Prosecutors say that Piatek is part of the Hutaree, a militia group based in Michigan that allegedly planned to kill police and wage war against the government. According to Federal Court documents, the Hutaree planned to kill an unidentified member of law enforcement in Michigan and then attack the subsequent funeral with Improvised Explosive Devices or IEDs.
In a letter submitted yesterday to the court, his lawyer, Arthur Jay Weiss, argues that Piatek should be released because prosecutors don't consider him an "integral part of the Hutaree leadership".
Weiss argues that the U.S. Attorney's office hasn't shown "any differences between the activities" of Piatek and the 25 other people identified as members of the Hutaree who were not charged in the plot.
In Piatek's detention hearing after the initial charges, prosecutors argued that Piatek was present in a vehicle while the Hutaree leader, David Stone, detailed the group's "manifesto" in a speech planned for a militia gathering. An undercover federal agent secretly recorded Stone calling on militia members to "strike and take our nation back so that we may be free again from tyranny" saying "people in this nation as well as some around this world are waiting for those individuals like you see sitting in this room to actually make the decision to go to war against this evil, greedy New World Order."
In the newly submitted letter to the court, Piatek's lawyer cites portions of the detention hearing transcripts, writing that the speech "speaks of reclaiming America, not overthrowing the United States Government" and that "it is significant to recognize the concept of 'tak[ing back] our country' is current-mainstream-ideology."

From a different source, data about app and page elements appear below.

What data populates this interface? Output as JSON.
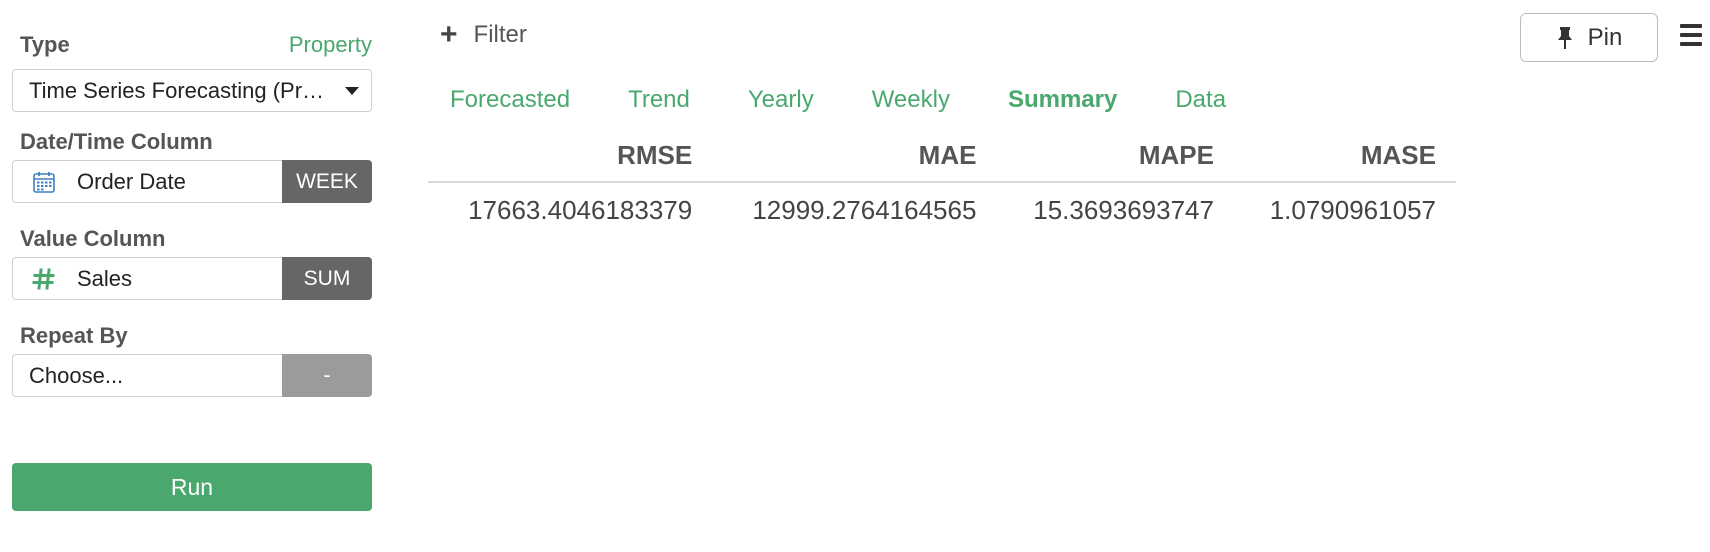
{
  "left_panel": {
    "type": {
      "label": "Type",
      "property_link": "Property",
      "selected_value": "Time Series Forecasting (Prophet)"
    },
    "date_time_column": {
      "label": "Date/Time Column",
      "value": "Order Date",
      "aggregation": "WEEK",
      "icon": "calendar-icon"
    },
    "value_column": {
      "label": "Value Column",
      "value": "Sales",
      "aggregation": "SUM",
      "icon": "hash-icon"
    },
    "repeat_by": {
      "label": "Repeat By",
      "placeholder": "Choose...",
      "aggregation": "-"
    },
    "run_label": "Run"
  },
  "toolbar": {
    "filter_label": "Filter",
    "pin_label": "Pin"
  },
  "tabs": [
    {
      "label": "Forecasted",
      "active": false
    },
    {
      "label": "Trend",
      "active": false
    },
    {
      "label": "Yearly",
      "active": false
    },
    {
      "label": "Weekly",
      "active": false
    },
    {
      "label": "Summary",
      "active": true
    },
    {
      "label": "Data",
      "active": false
    }
  ],
  "summary_table": {
    "headers": [
      "RMSE",
      "MAE",
      "MAPE",
      "MASE"
    ],
    "rows": [
      [
        "17663.4046183379",
        "12999.2764164565",
        "15.3693693747",
        "1.0790961057"
      ]
    ]
  },
  "colors": {
    "accent_green": "#4aa86e",
    "aggregation_dark": "#666666",
    "aggregation_disabled": "#9b9b9b",
    "calendar_blue": "#3f7fc4"
  }
}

Weiss also argues that several of the alleged Hutaree members who have already been released on bond pending trial were far more involved in any potential plot than Piatek. He says while Piatek was present at the time the "manifesto" was discussed, one of the alleged Hutaree who has been released "expressed a desire to detonate an IED" outside a police department and another was charged with possessing illegal firearms. He says that all of the weapons federal agents seized from Piatek after his arrest were registered and legally acquired as a hobby during the past twenty years.
The U.S. Court of Appeals for the Sixth Circuit will hear Piatek's arguments in Cincinnati next Tuesday.